Of lace,
It is but
To catch
And the
u It seems
That If you
An Easter hat.
we tdeAdods mustMakt M'Hlnthe wtet,
Jt6rJsfcXdng rtonihL.idast. M .-
iTralbwersBa fancy, nbthifnfenefes. 7 .
Yfaire IxHvi ' - .' f ' 7 J '
iara.earned-dollars of her lsejrVj4nt--nran. LJ
'tolme'Y I . y -V
u rcarry iiy jruu u get iyjs uuuuw i ,
,rra MARYrr j S"' N "
Brute! ' ; Ml h '
You" crush Jkji&yil (Bter hal ior y01 v '
My 'fondVlsfor- V- ' ) -
A-marf whoife tpwht Mseaboaj dollar mftrku IV '
jhf I I AN
as aMyienfi3en, should. r ; I J W
They hagj irotfoyje che spending! of Jk few paltry pennies;,
Their lffeciWyaoteasuredby
Just what 4wilfTOtif cannot, do. without
Anv Easter hat. , - - , ' v
I I - JOHN. - rTT) I l.
i r I A I I. I I M .Jin :
coallbtaH Bf ylfjj
o7aoU's hind iML iLKVSS
W Ull her kfcl,AhslaWan5r.l . -
4 , U '
""J w , .
Go cet
This hat tWtfmult
And the winter's
(Bah! A woman
That cannot rise
It must be small
Eve' tempted A
And I have f
And all becaus
Lord will y
Teach her,
Go get it then
That which yo
That . Easter hat.
She got the hat-of. course-tnd: Easter day It rained and

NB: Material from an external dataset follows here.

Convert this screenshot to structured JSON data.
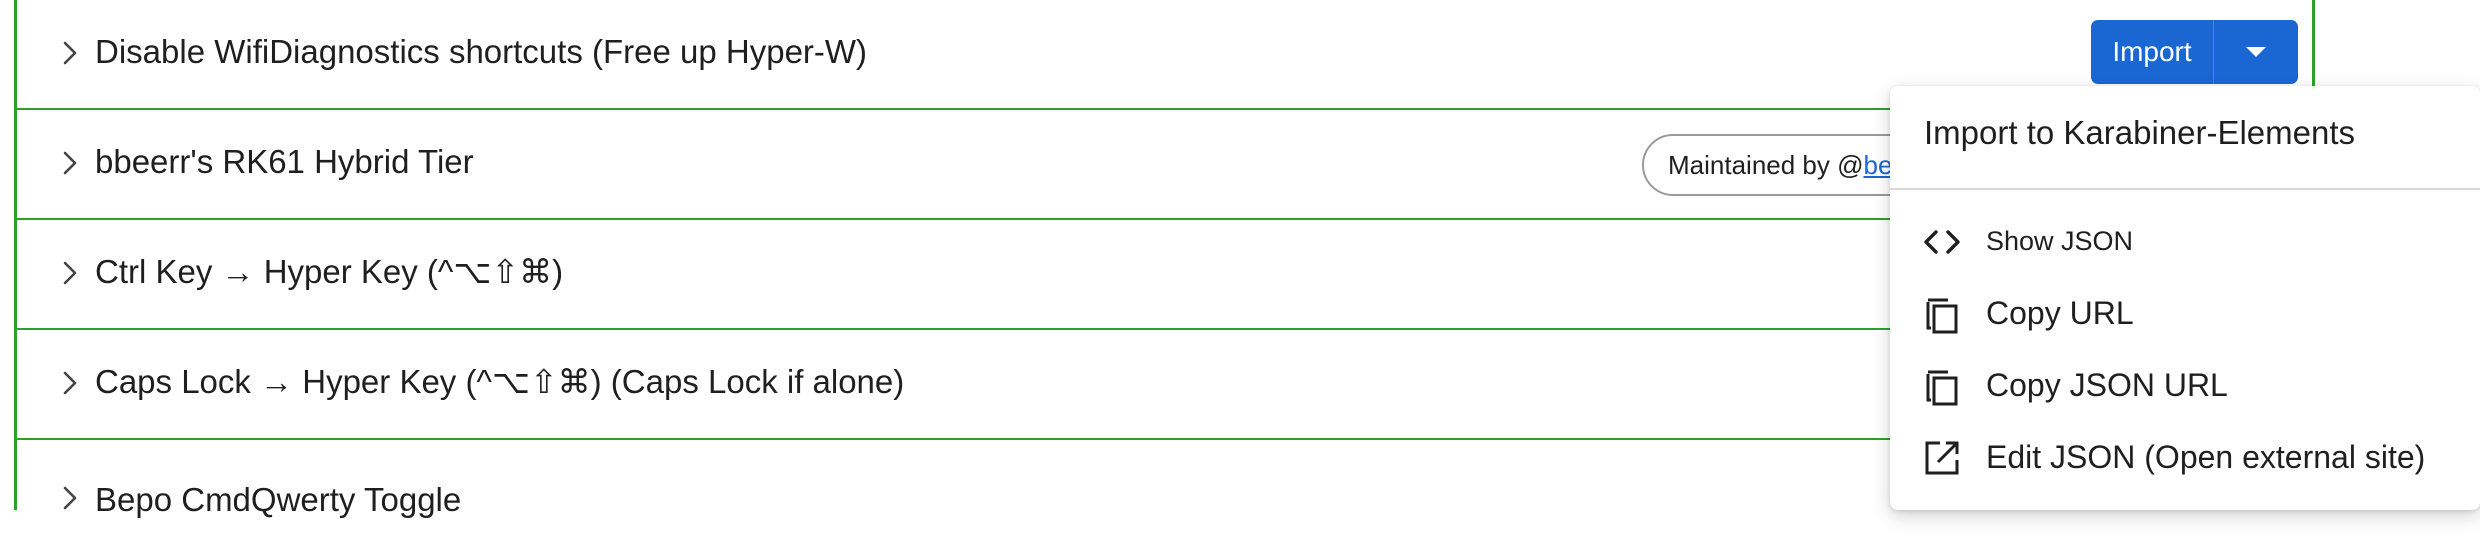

snowed, and rained and snowed again', . as oftenT'happensoa
to caster day.
1 v V
' 'f

xml | txt